    Hi Lisa — Do you happen to have the original recipe? The first recipe using cranberry sauce and with the walnut crumble has become my go to for the holidays. Thanks so much!

  2. Marcellina | Marcellina in Cucina says:

    What an unusual technique! I have never seen this. It’s very interesting and I’m tempted to try it for a special occasion.

    1. I know, it’s really unique. What I like about this tart is that it’s not overly sweet and has a wonderful texture and mouth feel.

  3. 5 stars
    Looks so good! Can’t wait to try this one.

  4. 5 stars
    This looks so delicious and yummy! My husband is going to definitely like this recipe!

  5. This tastes exactly how fall feels! I love the combination of sweet with a little tangy, plus all the different textures! Truly melts in your mouth. 🙂

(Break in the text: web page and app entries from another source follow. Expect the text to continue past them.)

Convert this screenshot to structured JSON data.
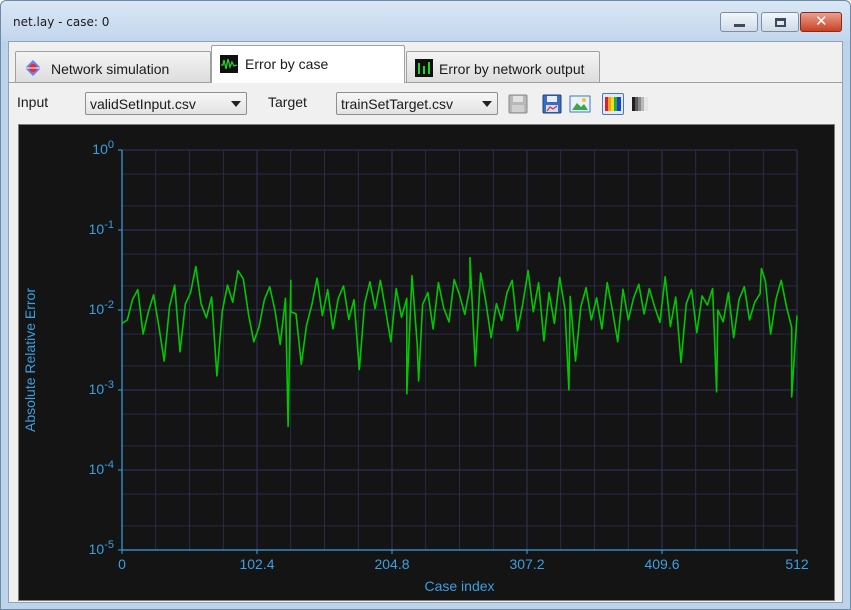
{
  "window": {
    "title": "net.lay - case: 0"
  },
  "tabs": [
    {
      "label": "Network simulation",
      "icon": "network-icon",
      "active": false
    },
    {
      "label": "Error by case",
      "icon": "waveform-icon",
      "active": true
    },
    {
      "label": "Error by network output",
      "icon": "bar-meter-icon",
      "active": false
    }
  ],
  "toolbar": {
    "input_label": "Input",
    "input_value": "validSetInput.csv",
    "target_label": "Target",
    "target_value": "trainSetTarget.csv",
    "tools": [
      "save-disk-icon",
      "save-image-icon",
      "export-picture-icon",
      "color-palette-icon",
      "grayscale-palette-icon"
    ]
  },
  "colors": {
    "plot_background": "#141414",
    "grid": "#34345c",
    "axis_text": "#3b9fe0",
    "series": "#00c800"
  },
  "chart_data": {
    "type": "line",
    "title": "",
    "xlabel": "Case index",
    "ylabel": "Absolute Relative Error",
    "xlim": [
      0,
      512
    ],
    "ylim": [
      1e-05,
      1
    ],
    "yscale": "log",
    "grid": true,
    "x_ticks": [
      "0",
      "102.4",
      "204.8",
      "307.2",
      "409.6",
      "512"
    ],
    "y_ticks": [
      {
        "base": "10",
        "exp": "0"
      },
      {
        "base": "10",
        "exp": "-1"
      },
      {
        "base": "10",
        "exp": "-2"
      },
      {
        "base": "10",
        "exp": "-3"
      },
      {
        "base": "10",
        "exp": "-4"
      },
      {
        "base": "10",
        "exp": "-5"
      }
    ],
    "series": [
      {
        "x_start": 0,
        "x_step": 4,
        "values": [
          0.0068,
          0.0075,
          0.0135,
          0.018,
          0.005,
          0.0095,
          0.0155,
          0.0062,
          0.0023,
          0.011,
          0.0205,
          0.003,
          0.0118,
          0.0165,
          0.035,
          0.012,
          0.008,
          0.0145,
          0.0015,
          0.0095,
          0.0205,
          0.0125,
          0.031,
          0.0245,
          0.0087,
          0.004,
          0.0062,
          0.0135,
          0.0195,
          0.01,
          0.0037,
          0.014,
          0.0235,
          0.009,
          0.0021,
          0.0065,
          0.0115,
          0.025,
          0.0085,
          0.018,
          0.0058,
          0.0139,
          0.02,
          0.0076,
          0.0135,
          0.0018,
          0.012,
          0.0225,
          0.0104,
          0.0235,
          0.0098,
          0.004,
          0.0185,
          0.0081,
          0.014,
          0.027,
          0.0036,
          0.0117,
          0.0165,
          0.0058,
          0.022,
          0.0106,
          0.0071,
          0.024,
          0.0155,
          0.0088,
          0.0195,
          0.002,
          0.029,
          0.0125,
          0.0045,
          0.012,
          0.0074,
          0.0165,
          0.0235,
          0.0055,
          0.012,
          0.031,
          0.0095,
          0.022,
          0.0041,
          0.0165,
          0.0068,
          0.0255,
          0.0102,
          0.0148,
          0.0023,
          0.0109,
          0.019,
          0.0075,
          0.0142,
          0.0058,
          0.022,
          0.01,
          0.004,
          0.0182,
          0.0075,
          0.014,
          0.021,
          0.0089,
          0.0185,
          0.011,
          0.007,
          0.026,
          0.0062,
          0.0145,
          0.0022,
          0.012,
          0.018,
          0.0052,
          0.015,
          0.0115,
          0.0185,
          0.01,
          0.0071,
          0.0165,
          0.0045,
          0.0135,
          0.0195,
          0.0075,
          0.0125,
          0.016,
          0.023,
          0.005,
          0.0135,
          0.0235,
          0.011,
          0.006,
          0.0085
        ]
      },
      {
        "points": [
          [
            126,
            0.00035
          ],
          [
            128,
            0.0095
          ],
          [
            216,
            0.0009
          ],
          [
            225,
            0.0013
          ],
          [
            264,
            0.045
          ],
          [
            339,
            0.001
          ],
          [
            451,
            0.00095
          ],
          [
            485,
            0.033
          ],
          [
            508,
            0.00082
          ]
        ]
      }
    ]
  }
}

  6. Andrea+Metlika says:

    5 stars
    From the walnut crust to the marvelous filling this is one incredible pie!

  7. Jessica Formicola says:

    5 stars
    I just love the combination of cranberry and apple! This will go perfectly with my Thanksgiving spread!

  8. 5 stars
    Hi Lisa! Thanks for the shout out 🙂 I hate to admit it, but I am that self-proclaimed pumpkin (pie) hater, so this tart would have been a more than welcome addition to our Thanksgiving meal! 😉

  9. 5 stars
    Thank you for the link! I absolutely love this post 🙂 That tart looks perfect! There’s almost nothing better than the combination of walnut and apples.

    1. Thank you, glad you like! BTW – your green beans are very similar to mine! Great minds!